An article in National Journal, dated January 19, 2008 (Vol. 40, Issue 3), titled "Touting ‘Terrorists’," by Julie Kosterlitz, raised the notion that CIAC may well be one of those front organizations for the MEK.
The Colorado Secretary of State’s office told me that they had no record of even the existence of CIAC, and a search on the Internal Revenue Service (IRS) online listing of businesses and charities revealed nothing as well.
Possibly the organization operates on a budget under $25,000, making them exempt from disclosures or registration at the Secretary of States office, the representative explained, but the fact that the IRS has no information either is suspicious.

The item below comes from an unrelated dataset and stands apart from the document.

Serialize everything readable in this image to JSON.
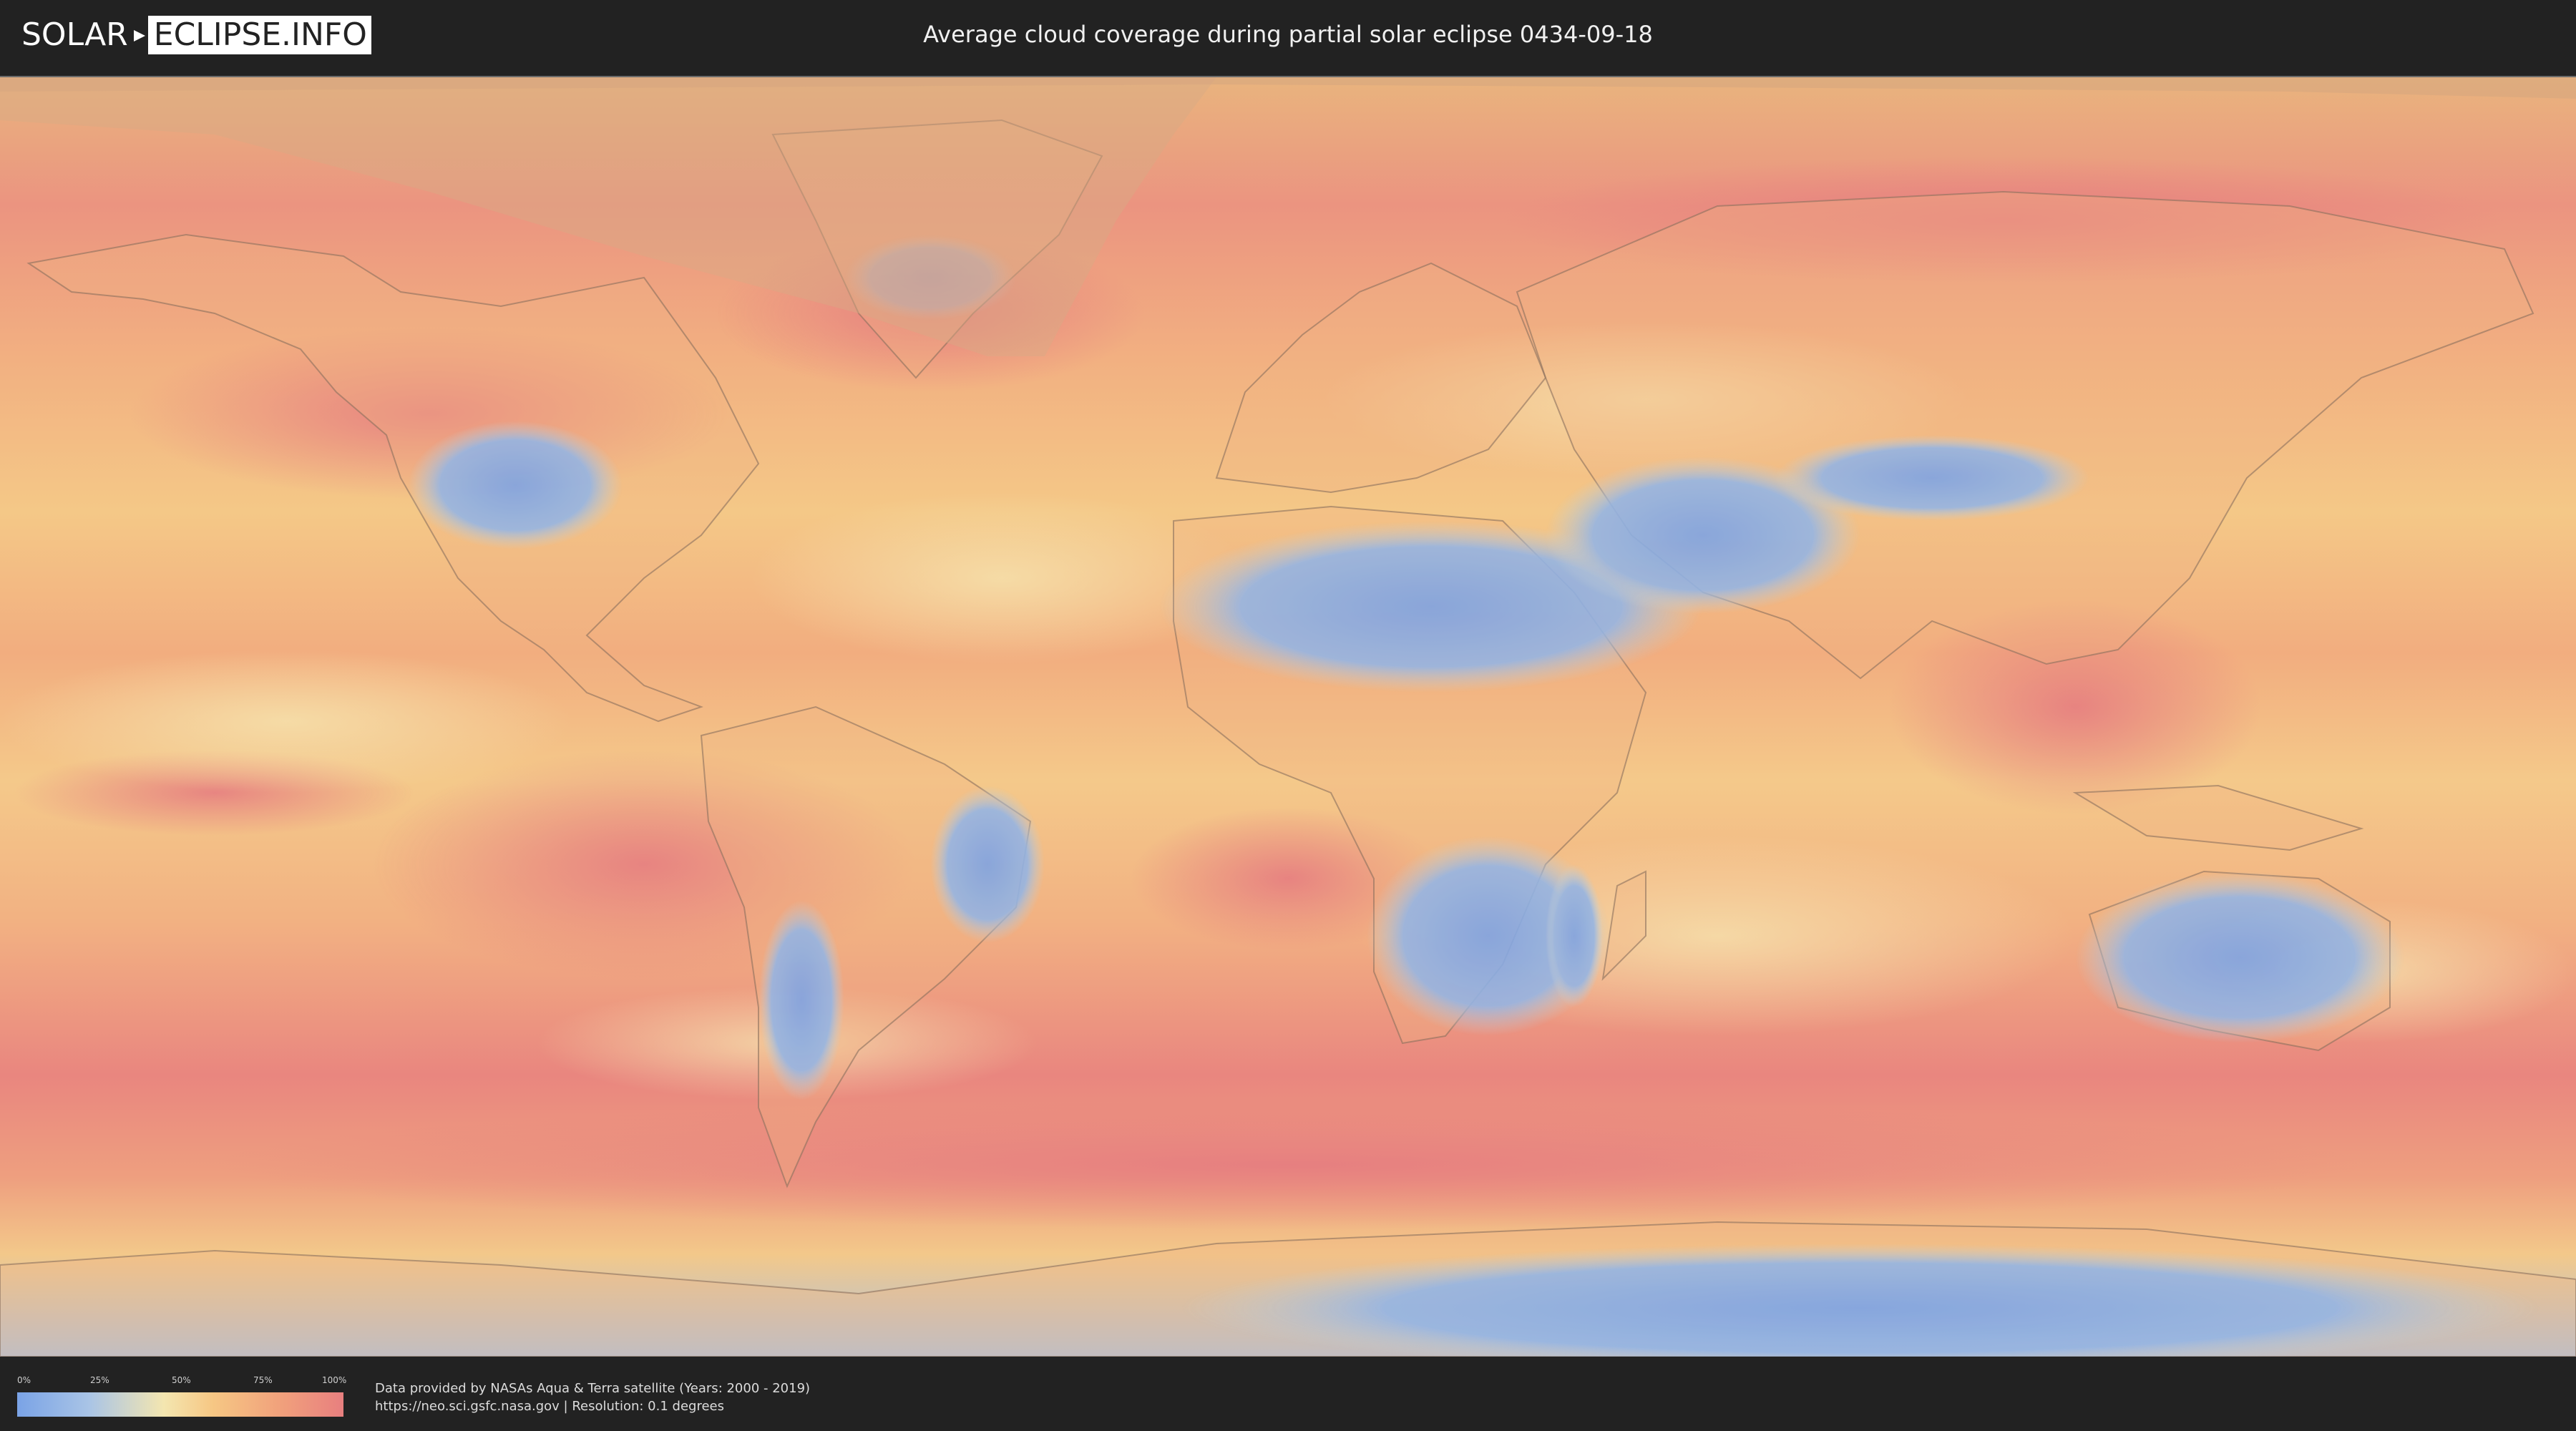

AAT is also an organization with a spotty record to say the least. The group was originally founded in Colorado by a Boulder Real Estate lawyer Boulder, Matt Finberg, whom according to a DC Journalism Collective report, "Not All Politics Is Local: A Colorado Race And the International Kahanist Network" (August, 2008), is a staunch follower of the right-wing fringe ideology of Meir Kahane, and in 2007 moved to Israel to live in an "illegal settlement" in the Palestinian West Bank. The report said that AAT disbanded in September of 2004.
The current chair of AAT is Finberg’s former AAT director and co-founder, Dr. Neil Dobro.
According to the DC Journalism Collective article AAT, implicated in an attack ad campaign against a Republican legislative candidate, Rima Sinclair; attacking Sinclair using anti-Islamic defamation (she is Palestinian American); in favor of her Republican competitor Joshua Sharf; the alleged Kahanist founder of AAT is tied to another organization whose name appears on the very same State Department FTO list, and on a similar Israeli government list, the extremist Israeli Kahanist group known as Kach, or Kahane Chai. Kach was the subject of a 2005 Frontline documentary on PBS called "Israel’s Next War?"
Dobro said AAT is a 501c3 non-profit organization, however, the person I spoke with at the Colorado Secretary of State’s office said that if they are operating on a budget at or above $25,000 then "they are out of compliance with our office."
Upon formal request of IRS Form 990 from AAT I have thus far not received any response. AAT was collecting donations at a table during the panel.
Current co-chair of the IHRDC, who took Tancredo’s position, Representative Dana Rohrabacher (R-CA), has also been an outspoken supporter of the MEK, and along with Filner, signed a letter from the IHRDC to President Obama to demand that Ashraf residents be protected.
Rohrabacher’s career has long been funded by billionaire Charles Koch, according to his profile on SourceWatch, a website of the Center for Media and Democracy (CMD), and during his career he has been known to cuddle with some of the world’s most dubious names, including the Afghan Mujahedin (no relation to the MEK) that fought the Soviet Union, and bore the notorious Al Qaeda, which allegedly carried out the most extreme terrorist attack ever in history on September 11, 2001. Rorhabacher was no supporter of Al Qaeda at that point, however, his knack for fraternizing with such groups over the years is nothing new.
The Koch family is known to be funding the anti-Obama town hall-meeting disruptors and anti-tax rallies via FreedomWorks, a think tank now headed by another long-time supporter of the MEK, former US House Majority Leader, and former policy adviser to the Bush administration,…